- _THE TASK_: Produce a verbatim copy of the records, and keep the images out of it.

___ INFORMATION PROVIDED ___

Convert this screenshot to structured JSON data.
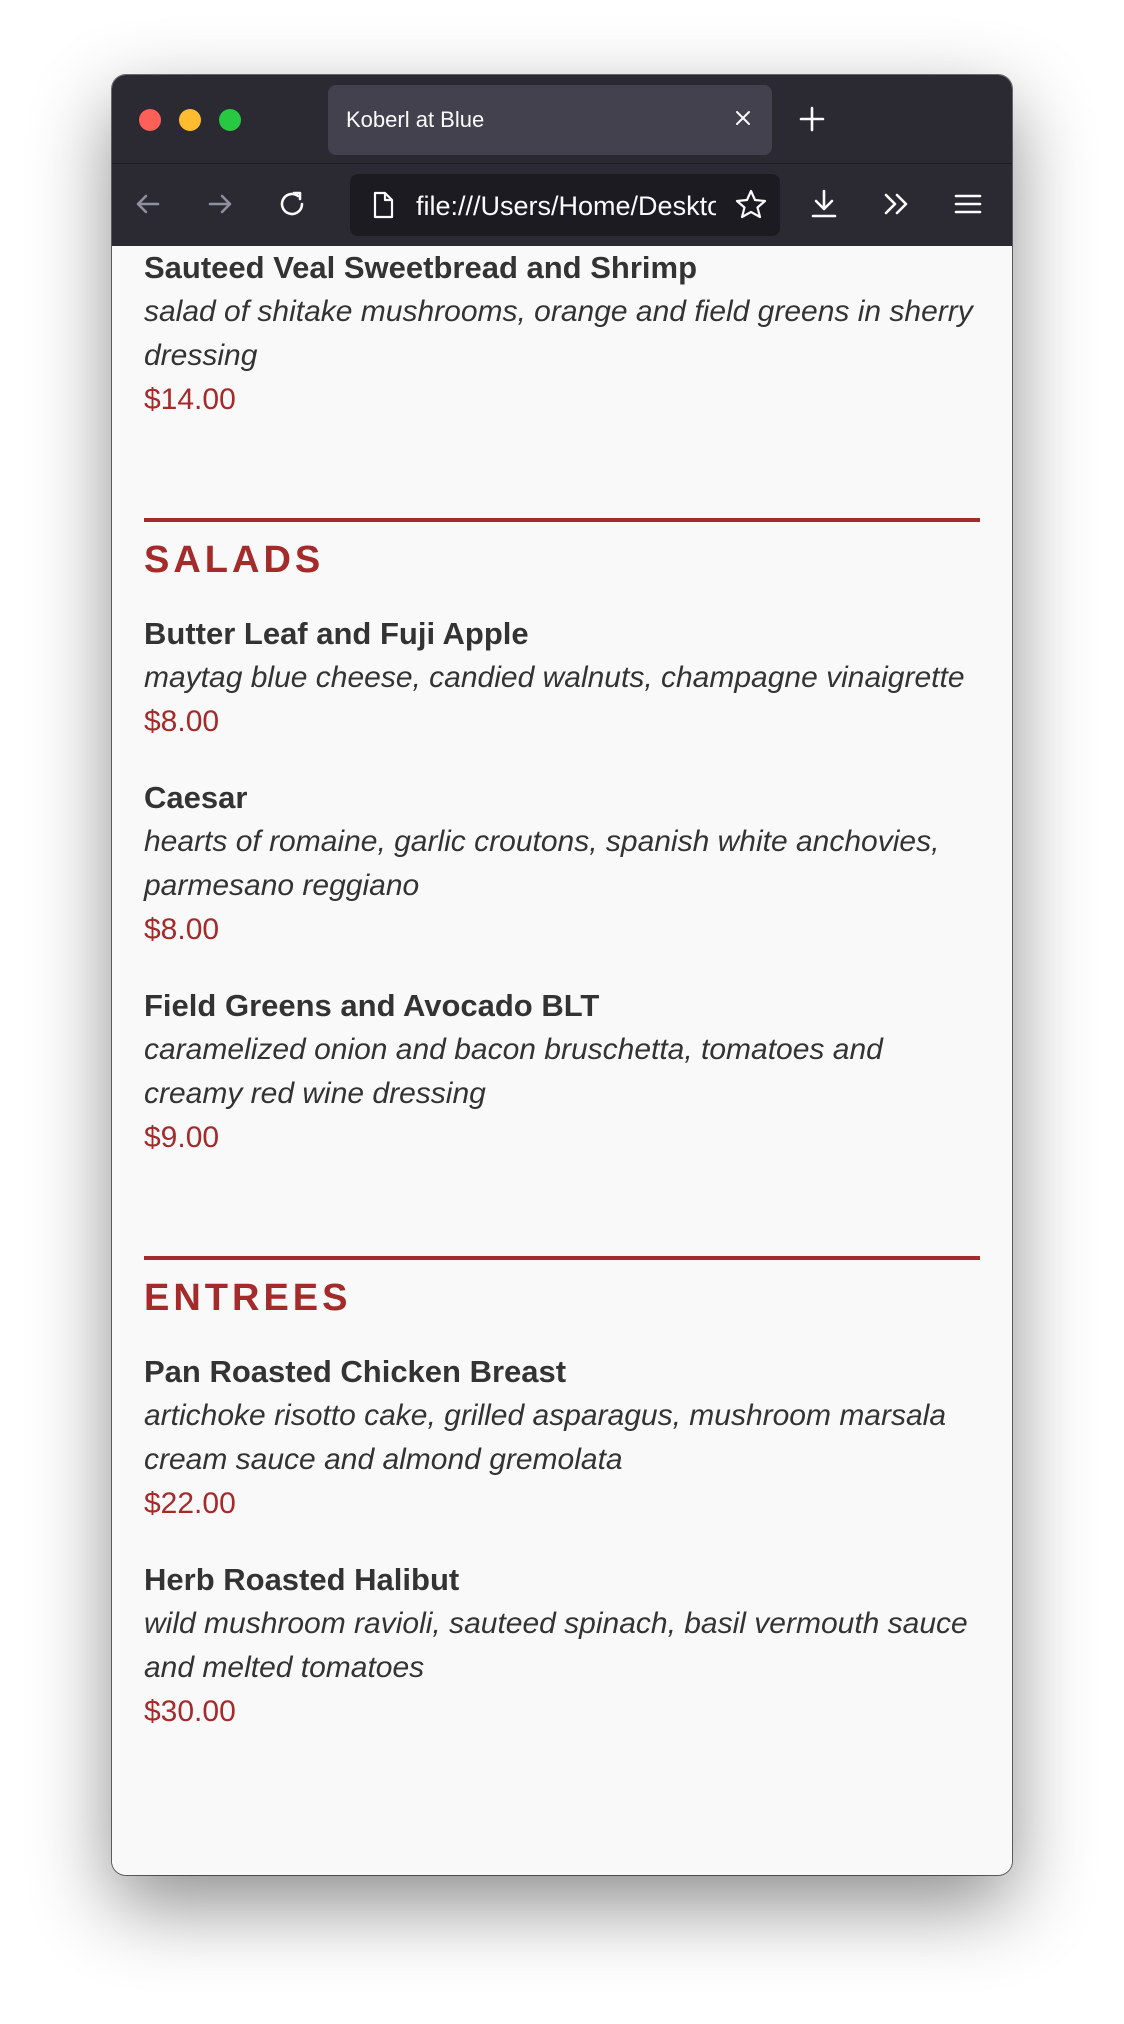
{
  "browser": {
    "tab_title": "Koberl at Blue",
    "url": "file:///Users/Home/Desktop/menu.html",
    "icons": [
      "close-icon",
      "plus-icon",
      "back-arrow-icon",
      "forward-arrow-icon",
      "reload-icon",
      "page-icon",
      "bookmark-star-icon",
      "download-icon",
      "overflow-chevrons-icon",
      "hamburger-menu-icon"
    ]
  },
  "menu": {
    "top_item": {
      "name": "Sauteed Veal Sweetbread and Shrimp",
      "description": "salad of shitake mushrooms, orange and field greens in sherry dressing",
      "price": "$14.00"
    },
    "salads": {
      "title": "SALADS",
      "items": [
        {
          "name": "Butter Leaf and Fuji Apple",
          "description": "maytag blue cheese, candied walnuts, champagne vinaigrette",
          "price": "$8.00"
        },
        {
          "name": "Caesar",
          "description": "hearts of romaine, garlic croutons, spanish white anchovies, parmesano reggiano",
          "price": "$8.00"
        },
        {
          "name": "Field Greens and Avocado BLT",
          "description": "caramelized onion and bacon bruschetta, tomatoes and creamy red wine dressing",
          "price": "$9.00"
        }
      ]
    },
    "entrees": {
      "title": "ENTREES",
      "items": [
        {
          "name": "Pan Roasted Chicken Breast",
          "description": "artichoke risotto cake, grilled asparagus, mushroom marsala cream sauce and almond gremolata",
          "price": "$22.00"
        },
        {
          "name": "Herb Roasted Halibut",
          "description": "wild mushroom ravioli, sauteed spinach, basil vermouth sauce and melted tomatoes",
          "price": "$30.00"
        }
      ]
    },
    "colors": {
      "accent": "#a52a2a",
      "text": "#333333",
      "page_background": "#f9f9fa",
      "chrome": "#2b2a33"
    }
  }
}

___

- _RESULT OF THIS TASK_:
Convert this screenshot to structured JSON data.
{
  "browser": {
    "tab_title": "Koberl at Blue",
    "url": "file:///Users/Home/Desktop/menu.html",
    "icons": [
      "close-icon",
      "plus-icon",
      "back-arrow-icon",
      "forward-arrow-icon",
      "reload-icon",
      "page-icon",
      "bookmark-star-icon",
      "download-icon",
      "overflow-chevrons-icon",
      "hamburger-menu-icon"
    ]
  },
  "menu": {
    "top_item": {
      "name": "Sauteed Veal Sweetbread and Shrimp",
      "description": "salad of shitake mushrooms, orange and field greens in sherry dressing",
      "price": "$14.00"
    },
    "salads": {
      "title": "SALADS",
      "items": [
        {
          "name": "Butter Leaf and Fuji Apple",
          "description": "maytag blue cheese, candied walnuts, champagne vinaigrette",
          "price": "$8.00"
        },
        {
          "name": "Caesar",
          "description": "hearts of romaine, garlic croutons, spanish white anchovies, parmesano reggiano",
          "price": "$8.00"
        },
        {
          "name": "Field Greens and Avocado BLT",
          "description": "caramelized onion and bacon bruschetta, tomatoes and creamy red wine dressing",
          "price": "$9.00"
        }
      ]
    },
    "entrees": {
      "title": "ENTREES",
      "items": [
        {
          "name": "Pan Roasted Chicken Breast",
          "description": "artichoke risotto cake, grilled asparagus, mushroom marsala cream sauce and almond gremolata",
          "price": "$22.00"
        },
        {
          "name": "Herb Roasted Halibut",
          "description": "wild mushroom ravioli, sauteed spinach, basil vermouth sauce and melted tomatoes",
          "price": "$30.00"
        }
      ]
    },
    "colors": {
      "accent": "#a52a2a",
      "text": "#333333",
      "page_background": "#f9f9fa",
      "chrome": "#2b2a33"
    }
  }
}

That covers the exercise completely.